Items from an interface collection:
++++++++
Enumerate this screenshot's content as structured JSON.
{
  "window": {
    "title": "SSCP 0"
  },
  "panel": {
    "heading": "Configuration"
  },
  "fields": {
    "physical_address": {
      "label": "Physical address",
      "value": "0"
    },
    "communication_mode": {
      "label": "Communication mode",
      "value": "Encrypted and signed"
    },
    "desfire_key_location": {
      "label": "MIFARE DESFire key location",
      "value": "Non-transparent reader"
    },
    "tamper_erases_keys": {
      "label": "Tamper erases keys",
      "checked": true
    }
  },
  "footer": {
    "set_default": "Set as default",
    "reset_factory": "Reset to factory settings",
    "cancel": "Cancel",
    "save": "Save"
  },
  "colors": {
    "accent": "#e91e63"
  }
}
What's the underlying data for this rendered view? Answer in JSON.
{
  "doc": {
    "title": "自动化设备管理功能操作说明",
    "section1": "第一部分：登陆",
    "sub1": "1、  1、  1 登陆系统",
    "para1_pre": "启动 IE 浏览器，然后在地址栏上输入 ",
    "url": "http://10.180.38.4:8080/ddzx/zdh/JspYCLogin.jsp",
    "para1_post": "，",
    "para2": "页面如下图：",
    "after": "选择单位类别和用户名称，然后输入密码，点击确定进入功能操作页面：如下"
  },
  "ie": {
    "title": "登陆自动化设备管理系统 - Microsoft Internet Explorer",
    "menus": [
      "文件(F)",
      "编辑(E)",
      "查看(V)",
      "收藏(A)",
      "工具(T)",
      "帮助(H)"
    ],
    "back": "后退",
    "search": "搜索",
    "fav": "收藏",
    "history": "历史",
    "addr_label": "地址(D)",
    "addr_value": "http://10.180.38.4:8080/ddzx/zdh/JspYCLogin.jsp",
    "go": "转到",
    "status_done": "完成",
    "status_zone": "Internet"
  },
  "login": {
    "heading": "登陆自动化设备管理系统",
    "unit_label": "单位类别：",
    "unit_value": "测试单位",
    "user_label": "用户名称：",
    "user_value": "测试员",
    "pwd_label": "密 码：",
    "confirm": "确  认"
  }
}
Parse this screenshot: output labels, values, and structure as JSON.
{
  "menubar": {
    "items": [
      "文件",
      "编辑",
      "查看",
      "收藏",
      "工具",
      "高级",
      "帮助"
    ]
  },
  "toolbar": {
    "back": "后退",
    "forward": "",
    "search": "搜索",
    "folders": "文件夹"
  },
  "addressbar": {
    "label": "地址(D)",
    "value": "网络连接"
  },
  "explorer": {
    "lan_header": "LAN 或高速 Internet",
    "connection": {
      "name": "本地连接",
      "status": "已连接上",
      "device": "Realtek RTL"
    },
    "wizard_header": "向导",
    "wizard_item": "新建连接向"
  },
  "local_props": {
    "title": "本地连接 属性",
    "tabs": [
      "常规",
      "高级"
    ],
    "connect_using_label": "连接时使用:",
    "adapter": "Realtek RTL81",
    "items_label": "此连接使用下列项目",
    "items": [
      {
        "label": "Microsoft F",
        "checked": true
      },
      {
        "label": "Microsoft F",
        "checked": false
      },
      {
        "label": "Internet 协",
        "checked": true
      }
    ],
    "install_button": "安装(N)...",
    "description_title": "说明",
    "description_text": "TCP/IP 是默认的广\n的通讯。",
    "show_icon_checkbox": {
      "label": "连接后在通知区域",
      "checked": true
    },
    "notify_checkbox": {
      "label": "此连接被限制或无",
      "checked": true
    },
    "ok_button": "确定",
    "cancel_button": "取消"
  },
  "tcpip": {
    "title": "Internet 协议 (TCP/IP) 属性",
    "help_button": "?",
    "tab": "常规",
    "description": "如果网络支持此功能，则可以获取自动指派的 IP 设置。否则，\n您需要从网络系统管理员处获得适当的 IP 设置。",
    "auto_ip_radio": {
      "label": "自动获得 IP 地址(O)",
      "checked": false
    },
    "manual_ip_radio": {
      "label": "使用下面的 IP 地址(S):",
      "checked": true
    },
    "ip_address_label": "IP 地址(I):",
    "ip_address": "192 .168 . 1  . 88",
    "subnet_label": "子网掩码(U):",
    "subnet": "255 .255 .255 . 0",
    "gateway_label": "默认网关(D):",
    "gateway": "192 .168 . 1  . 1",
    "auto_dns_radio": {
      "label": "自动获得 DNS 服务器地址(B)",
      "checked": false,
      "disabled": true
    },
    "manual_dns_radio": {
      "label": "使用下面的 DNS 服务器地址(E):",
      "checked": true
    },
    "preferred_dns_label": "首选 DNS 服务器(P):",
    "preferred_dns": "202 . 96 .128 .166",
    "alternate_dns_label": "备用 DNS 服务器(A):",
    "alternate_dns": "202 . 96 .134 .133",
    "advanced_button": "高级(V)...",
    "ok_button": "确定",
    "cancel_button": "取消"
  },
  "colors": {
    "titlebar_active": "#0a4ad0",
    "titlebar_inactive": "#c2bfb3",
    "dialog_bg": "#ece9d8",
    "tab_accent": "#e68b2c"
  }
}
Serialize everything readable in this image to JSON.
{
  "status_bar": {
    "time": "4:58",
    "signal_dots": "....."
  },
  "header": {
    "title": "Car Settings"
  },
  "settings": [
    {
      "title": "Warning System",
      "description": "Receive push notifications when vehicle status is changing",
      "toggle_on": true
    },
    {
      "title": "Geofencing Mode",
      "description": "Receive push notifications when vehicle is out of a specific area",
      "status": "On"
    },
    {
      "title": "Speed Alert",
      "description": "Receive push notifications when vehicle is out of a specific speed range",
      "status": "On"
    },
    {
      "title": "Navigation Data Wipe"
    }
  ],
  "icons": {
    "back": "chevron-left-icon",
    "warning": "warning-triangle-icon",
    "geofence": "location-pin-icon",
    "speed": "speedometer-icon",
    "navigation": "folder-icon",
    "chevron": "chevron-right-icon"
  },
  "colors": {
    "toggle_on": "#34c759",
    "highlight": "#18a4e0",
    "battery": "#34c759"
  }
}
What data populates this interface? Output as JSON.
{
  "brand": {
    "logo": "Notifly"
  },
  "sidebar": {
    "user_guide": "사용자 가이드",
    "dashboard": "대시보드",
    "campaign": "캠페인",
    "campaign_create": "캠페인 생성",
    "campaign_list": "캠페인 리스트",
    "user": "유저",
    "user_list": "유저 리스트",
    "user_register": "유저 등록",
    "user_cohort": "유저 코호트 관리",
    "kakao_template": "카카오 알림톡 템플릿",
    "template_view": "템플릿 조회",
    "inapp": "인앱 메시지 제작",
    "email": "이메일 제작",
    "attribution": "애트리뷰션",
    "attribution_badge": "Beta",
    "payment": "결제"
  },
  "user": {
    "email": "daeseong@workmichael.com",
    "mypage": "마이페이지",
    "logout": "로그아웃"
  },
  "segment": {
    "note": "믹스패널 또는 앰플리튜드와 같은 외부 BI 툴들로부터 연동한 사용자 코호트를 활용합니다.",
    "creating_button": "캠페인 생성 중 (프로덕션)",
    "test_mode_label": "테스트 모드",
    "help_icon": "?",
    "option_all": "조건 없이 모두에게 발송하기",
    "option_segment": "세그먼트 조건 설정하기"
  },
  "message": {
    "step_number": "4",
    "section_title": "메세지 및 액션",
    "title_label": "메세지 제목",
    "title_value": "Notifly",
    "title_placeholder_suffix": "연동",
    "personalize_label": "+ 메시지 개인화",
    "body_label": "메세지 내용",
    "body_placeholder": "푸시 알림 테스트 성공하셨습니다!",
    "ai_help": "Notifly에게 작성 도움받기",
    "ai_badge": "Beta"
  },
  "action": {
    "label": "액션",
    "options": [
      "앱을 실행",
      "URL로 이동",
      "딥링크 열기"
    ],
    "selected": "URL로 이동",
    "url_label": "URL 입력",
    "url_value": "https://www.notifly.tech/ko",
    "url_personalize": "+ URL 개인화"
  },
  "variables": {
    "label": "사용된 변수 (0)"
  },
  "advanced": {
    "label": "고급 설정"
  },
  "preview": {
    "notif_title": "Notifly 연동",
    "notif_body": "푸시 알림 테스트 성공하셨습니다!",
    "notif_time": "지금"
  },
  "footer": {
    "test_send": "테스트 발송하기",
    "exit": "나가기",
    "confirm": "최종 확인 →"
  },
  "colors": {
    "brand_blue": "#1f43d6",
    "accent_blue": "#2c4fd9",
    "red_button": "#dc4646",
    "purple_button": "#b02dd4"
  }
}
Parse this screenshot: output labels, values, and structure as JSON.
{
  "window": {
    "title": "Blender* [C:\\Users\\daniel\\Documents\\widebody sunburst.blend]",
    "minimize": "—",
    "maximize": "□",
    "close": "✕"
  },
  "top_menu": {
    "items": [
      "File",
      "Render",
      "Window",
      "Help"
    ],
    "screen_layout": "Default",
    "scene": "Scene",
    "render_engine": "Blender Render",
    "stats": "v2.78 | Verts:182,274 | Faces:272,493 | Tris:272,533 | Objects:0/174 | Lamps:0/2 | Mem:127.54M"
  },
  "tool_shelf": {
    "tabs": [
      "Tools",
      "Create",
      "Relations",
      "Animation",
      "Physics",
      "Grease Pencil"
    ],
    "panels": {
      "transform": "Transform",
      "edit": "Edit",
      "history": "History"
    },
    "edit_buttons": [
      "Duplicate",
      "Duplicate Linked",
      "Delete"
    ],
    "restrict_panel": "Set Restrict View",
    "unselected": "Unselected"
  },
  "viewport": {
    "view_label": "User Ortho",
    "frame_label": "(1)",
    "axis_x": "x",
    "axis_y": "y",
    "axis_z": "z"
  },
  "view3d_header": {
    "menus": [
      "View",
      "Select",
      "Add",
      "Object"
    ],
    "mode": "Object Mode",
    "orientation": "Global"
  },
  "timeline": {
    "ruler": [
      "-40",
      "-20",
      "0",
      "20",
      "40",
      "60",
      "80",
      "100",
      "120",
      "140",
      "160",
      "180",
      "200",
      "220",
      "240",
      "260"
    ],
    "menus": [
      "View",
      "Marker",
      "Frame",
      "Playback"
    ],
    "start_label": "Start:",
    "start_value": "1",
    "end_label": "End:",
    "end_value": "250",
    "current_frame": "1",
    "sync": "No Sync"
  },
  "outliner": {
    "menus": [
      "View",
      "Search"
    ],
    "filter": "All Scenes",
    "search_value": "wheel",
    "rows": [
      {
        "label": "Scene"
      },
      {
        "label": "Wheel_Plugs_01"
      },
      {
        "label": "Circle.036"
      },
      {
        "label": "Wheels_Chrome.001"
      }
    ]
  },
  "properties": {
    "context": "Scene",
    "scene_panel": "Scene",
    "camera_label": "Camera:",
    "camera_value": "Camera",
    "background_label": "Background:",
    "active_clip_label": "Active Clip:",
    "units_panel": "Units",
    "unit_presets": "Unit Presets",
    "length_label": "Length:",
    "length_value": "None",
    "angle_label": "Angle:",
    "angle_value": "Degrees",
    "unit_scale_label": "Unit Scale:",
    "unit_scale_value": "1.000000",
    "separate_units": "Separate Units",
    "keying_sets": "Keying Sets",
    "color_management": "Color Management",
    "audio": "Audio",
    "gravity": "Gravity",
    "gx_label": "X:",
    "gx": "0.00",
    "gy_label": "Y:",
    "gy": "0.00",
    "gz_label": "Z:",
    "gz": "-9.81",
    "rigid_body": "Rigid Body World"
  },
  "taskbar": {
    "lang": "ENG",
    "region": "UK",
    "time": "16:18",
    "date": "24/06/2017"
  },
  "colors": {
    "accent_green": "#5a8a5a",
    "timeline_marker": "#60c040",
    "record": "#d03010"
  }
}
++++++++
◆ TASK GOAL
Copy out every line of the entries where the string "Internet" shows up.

◆ ANSWER SECTION
    "title": "登陆自动化设备管理系统 - Microsoft Internet Explorer",
    "status_zone": "Internet"
    "lan_header": "LAN 或高速 Internet",
        "label": "Internet 协",
    "title": "Internet 协议 (TCP/IP) 属性",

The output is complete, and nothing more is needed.